cover image A Revolutionary Friendship: Washington, Jefferson, and the American Republic

A Revolutionary Friendship: Washington, Jefferson, and the American Republic

Francis D. Cogliano. Harvard Univ, $37.95 (368p) ISBN 978-0-674-29249-9

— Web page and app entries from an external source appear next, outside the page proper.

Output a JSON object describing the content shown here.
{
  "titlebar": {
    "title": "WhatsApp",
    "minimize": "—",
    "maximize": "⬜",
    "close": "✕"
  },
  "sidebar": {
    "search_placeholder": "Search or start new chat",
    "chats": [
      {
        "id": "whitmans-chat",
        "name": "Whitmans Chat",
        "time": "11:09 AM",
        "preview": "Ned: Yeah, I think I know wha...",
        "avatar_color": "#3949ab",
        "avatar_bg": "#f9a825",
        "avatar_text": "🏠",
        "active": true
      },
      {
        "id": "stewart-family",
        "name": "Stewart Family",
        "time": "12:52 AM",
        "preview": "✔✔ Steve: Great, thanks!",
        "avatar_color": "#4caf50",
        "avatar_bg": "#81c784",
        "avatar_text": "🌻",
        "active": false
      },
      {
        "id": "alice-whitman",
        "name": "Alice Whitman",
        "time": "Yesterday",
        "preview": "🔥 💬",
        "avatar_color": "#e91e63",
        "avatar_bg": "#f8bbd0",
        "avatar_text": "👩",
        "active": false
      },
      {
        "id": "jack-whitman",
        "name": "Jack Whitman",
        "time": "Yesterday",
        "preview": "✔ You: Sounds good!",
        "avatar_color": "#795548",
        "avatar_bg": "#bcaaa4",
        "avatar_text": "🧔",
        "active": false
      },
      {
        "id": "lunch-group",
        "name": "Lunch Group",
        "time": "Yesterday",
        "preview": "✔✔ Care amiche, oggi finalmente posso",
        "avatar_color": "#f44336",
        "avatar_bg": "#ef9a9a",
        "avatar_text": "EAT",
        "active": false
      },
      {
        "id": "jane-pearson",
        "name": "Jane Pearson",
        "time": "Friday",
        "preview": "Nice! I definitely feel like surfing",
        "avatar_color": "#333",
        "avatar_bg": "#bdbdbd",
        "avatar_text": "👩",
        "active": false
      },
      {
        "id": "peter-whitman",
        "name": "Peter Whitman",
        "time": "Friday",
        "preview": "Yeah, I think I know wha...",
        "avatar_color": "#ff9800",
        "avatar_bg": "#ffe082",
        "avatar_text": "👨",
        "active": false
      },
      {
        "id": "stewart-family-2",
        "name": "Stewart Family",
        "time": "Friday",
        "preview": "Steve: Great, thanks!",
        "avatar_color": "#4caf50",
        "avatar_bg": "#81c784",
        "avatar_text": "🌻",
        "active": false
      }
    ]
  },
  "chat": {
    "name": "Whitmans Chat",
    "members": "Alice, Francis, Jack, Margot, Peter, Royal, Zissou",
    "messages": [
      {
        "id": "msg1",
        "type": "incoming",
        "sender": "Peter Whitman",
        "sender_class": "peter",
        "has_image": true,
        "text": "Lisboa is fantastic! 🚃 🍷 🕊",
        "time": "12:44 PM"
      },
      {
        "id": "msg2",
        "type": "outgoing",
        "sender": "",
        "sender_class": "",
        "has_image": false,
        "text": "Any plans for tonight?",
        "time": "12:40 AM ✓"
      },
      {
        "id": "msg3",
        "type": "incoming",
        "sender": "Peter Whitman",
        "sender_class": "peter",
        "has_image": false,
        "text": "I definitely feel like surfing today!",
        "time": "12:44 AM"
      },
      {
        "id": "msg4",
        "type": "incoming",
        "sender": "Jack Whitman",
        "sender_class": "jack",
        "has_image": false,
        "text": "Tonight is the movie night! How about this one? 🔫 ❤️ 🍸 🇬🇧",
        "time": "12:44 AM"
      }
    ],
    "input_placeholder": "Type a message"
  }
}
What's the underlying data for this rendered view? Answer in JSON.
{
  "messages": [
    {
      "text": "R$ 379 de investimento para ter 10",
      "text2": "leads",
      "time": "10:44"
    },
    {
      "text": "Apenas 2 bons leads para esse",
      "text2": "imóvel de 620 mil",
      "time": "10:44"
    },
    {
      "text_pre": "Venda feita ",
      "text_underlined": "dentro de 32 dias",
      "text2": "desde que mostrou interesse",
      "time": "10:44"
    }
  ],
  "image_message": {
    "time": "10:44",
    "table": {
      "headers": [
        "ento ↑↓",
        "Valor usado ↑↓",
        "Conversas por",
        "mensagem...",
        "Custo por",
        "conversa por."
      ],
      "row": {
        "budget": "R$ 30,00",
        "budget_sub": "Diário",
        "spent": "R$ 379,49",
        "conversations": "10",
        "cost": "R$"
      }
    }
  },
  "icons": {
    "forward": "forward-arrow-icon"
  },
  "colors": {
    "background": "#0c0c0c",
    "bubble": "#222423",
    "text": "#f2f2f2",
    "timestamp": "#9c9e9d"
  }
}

Historian Cogliano (Emperor of Liberty) considers the relationship between George Washington and Thomas Jefferson in this measured and clarifying account. Analyzing the Virginians’ earlier lives as planters and slaveholders and their wartime careers, Cogliano shows that the two “were in broad agreement about the aims and objectives of the resistance movement in Virginia” from roughly 1769 until the war ended in 1783. Afterward, Washington and Jefferson “became political confidants,” whose shared commitments included “the process of Native displacement.” During Washington’s first presidential administration, he chose Jefferson as his secretary of state. But Washington and Jefferson drifted apart, with disagreement over the root causes of the Whiskey Rebellion contributing to their “estrangement.” In the polarizing 1790s, as their political opposition solidified, their friendship “crumbled.” (However, Jefferson minimized their feud after Washington died, leading Cogliano to suggest that “in death the men achieved the reconciliation that had eluded them in life.”) Among other intriguing details, Cogliano pinpoints the 1779 capture of the British governor of Detroit, an event with little influence on the war, as the moment that brought the two men into close correspondence for the first time. This deeply researched and accessible narrative sheds new light on a consequential friendship. (Feb.)